Last week, I was surprised to learn that National Cable Communications (NCC), the nation's largest spot cable advertising representation firm -- and owned by the country's largest cable systems operators -- has been retained by telco Verizon to handle local inventory sales for its video service FiOS. I've always thought that the telco's IPTV plans to enter the video service realm would be construed most dangerous to the local cable operator - another entity competing for "fair share" of local market TV advertising budgets. Presently, local cable operators glean only $5.5 billion of the $25 billion local TV ad expenditure even though TV viewers spend over 50% of their time watching cable programming. So perhaps, this alliance of pay TV operators through a single-source sales representative provides a mechanism for them collectively to build a greater presence in the market to challenge the dominant TV station broadcasters; and portend[MO1] s extending the fellowship as follows:
¨ AT&T's video service U-verse, which does not compete in the same markets as rival telco Verizon, joins the association and benefits from its clout as well as infrastructure sales/support cost savings.
¨ Satcaster EchoStar (13+ million subscribers) melds into the alliance after its acquisition by AT&T -- a persistent rumor.
¨ Satcaster EchoStar (13+ million subscribers) and rival DirecTV (16+ million subscribers) merge -- another persistent rumor; or align their sales organizations -- an additional persistent rumor, giving the satellite platforms' nearly equal penetration to digital cable.
For those of you not familiar with J.R.R. Tolkien's "Lord of the Rings," The Fellowship of the Ring was formed as a brotherhood between members of the various Free People of Middle-earth (phantasmagorical but analog). Its purpose was to take the One Ring to Mordor so that it might be cast into the fires of Orodruin, the mountain in which it was forged, with the intent that it be destroyed and Middle-earth be saved from tyranny or dominance by only one form of communications.
The Fellowship consisted of nine pay TV distribution members: four Hobbits (Comcast, Time Warner, Cox, and Charter), two Men (EchoStar and DirecTV), one Elf (Verizon's FiOS), one Dwarf (AT&T's U-verse -- based purely on subscription penetration) and a wizard (to be determined, though technological in nature). In opposition stood Sauron and his minions including the Nazgul, Numenoreans, Uruk-Hai and Orcs -- those representing the free TV broadcasting marketplace.
Come February 2009, when the One Ring is converted from analog into digital spectrum, the dominant free TV purveyors and their multichannel TV station transmissions - upwards of four per TV station -- could be challenged for the first time by a digital pay TV Fellowship that is supported by upwards of 100 million households -- only 10+% less than the broadcasters 114 million household reach. Thus possibly altering ad revenue aggregation and TV viewing in favor of the Fellowship in years to come.
The form in which wizardry will influence the impending conflict can only be surmised.
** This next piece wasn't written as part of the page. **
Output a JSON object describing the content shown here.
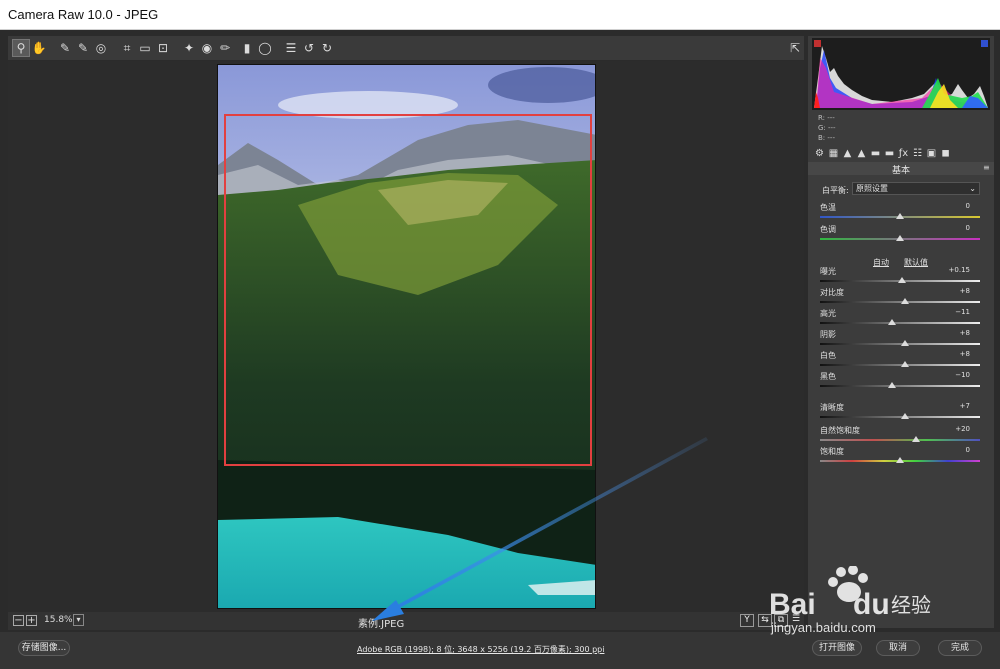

To date, the Fellowship has already conjured up interactive advertising applications and measurement -- though in limited deployment -- that include advertising incantations (request for interaction, telescoping, long form, microsite), program soothsaying (TV Guide Interactive), addressable polymorphism (Invidi, Navic, OpenTV, Visible World), lifestyle divination (Acxiom, Experian), click stream numerology (Nielsen, Rentrak, TNS), and ad auctioning transmutation (Google TV, Navic's Admira). To date, our intelligence has revealed very little about the foresight of the digital terrestrialists. Over and disparate.